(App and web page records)
+-------+
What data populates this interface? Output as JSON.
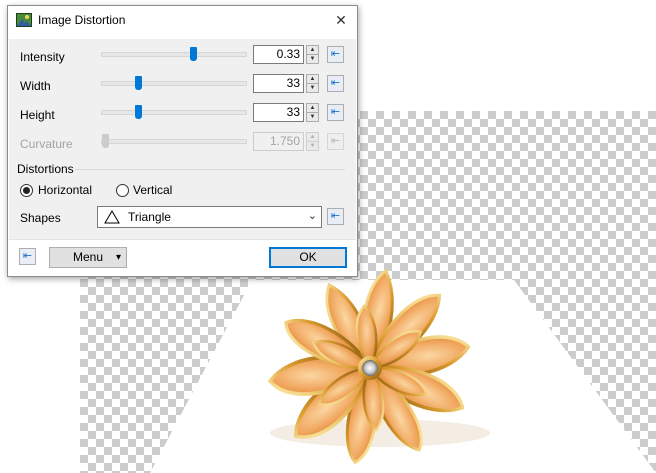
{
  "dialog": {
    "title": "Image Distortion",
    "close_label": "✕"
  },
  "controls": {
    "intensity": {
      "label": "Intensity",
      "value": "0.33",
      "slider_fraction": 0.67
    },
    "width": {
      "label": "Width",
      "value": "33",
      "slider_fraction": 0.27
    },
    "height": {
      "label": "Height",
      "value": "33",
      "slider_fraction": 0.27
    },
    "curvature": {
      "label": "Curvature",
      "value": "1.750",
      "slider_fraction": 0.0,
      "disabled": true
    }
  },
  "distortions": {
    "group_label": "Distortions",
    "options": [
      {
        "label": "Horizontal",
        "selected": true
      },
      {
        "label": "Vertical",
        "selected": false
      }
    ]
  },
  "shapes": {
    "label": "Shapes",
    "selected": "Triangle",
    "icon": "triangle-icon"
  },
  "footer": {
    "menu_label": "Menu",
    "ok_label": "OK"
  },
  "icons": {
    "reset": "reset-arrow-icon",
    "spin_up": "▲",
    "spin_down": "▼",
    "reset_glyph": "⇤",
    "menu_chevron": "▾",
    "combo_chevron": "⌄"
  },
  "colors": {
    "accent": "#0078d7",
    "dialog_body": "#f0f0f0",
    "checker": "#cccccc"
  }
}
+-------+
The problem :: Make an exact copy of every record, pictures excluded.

Result ::
What data populates this interface? Output as JSON.
{
  "dialog": {
    "title": "Image Distortion",
    "close_label": "✕"
  },
  "controls": {
    "intensity": {
      "label": "Intensity",
      "value": "0.33",
      "slider_fraction": 0.67
    },
    "width": {
      "label": "Width",
      "value": "33",
      "slider_fraction": 0.27
    },
    "height": {
      "label": "Height",
      "value": "33",
      "slider_fraction": 0.27
    },
    "curvature": {
      "label": "Curvature",
      "value": "1.750",
      "slider_fraction": 0.0,
      "disabled": true
    }
  },
  "distortions": {
    "group_label": "Distortions",
    "options": [
      {
        "label": "Horizontal",
        "selected": true
      },
      {
        "label": "Vertical",
        "selected": false
      }
    ]
  },
  "shapes": {
    "label": "Shapes",
    "selected": "Triangle",
    "icon": "triangle-icon"
  },
  "footer": {
    "menu_label": "Menu",
    "ok_label": "OK"
  },
  "icons": {
    "reset": "reset-arrow-icon",
    "spin_up": "▲",
    "spin_down": "▼",
    "reset_glyph": "⇤",
    "menu_chevron": "▾",
    "combo_chevron": "⌄"
  },
  "colors": {
    "accent": "#0078d7",
    "dialog_body": "#f0f0f0",
    "checker": "#cccccc"
  }
}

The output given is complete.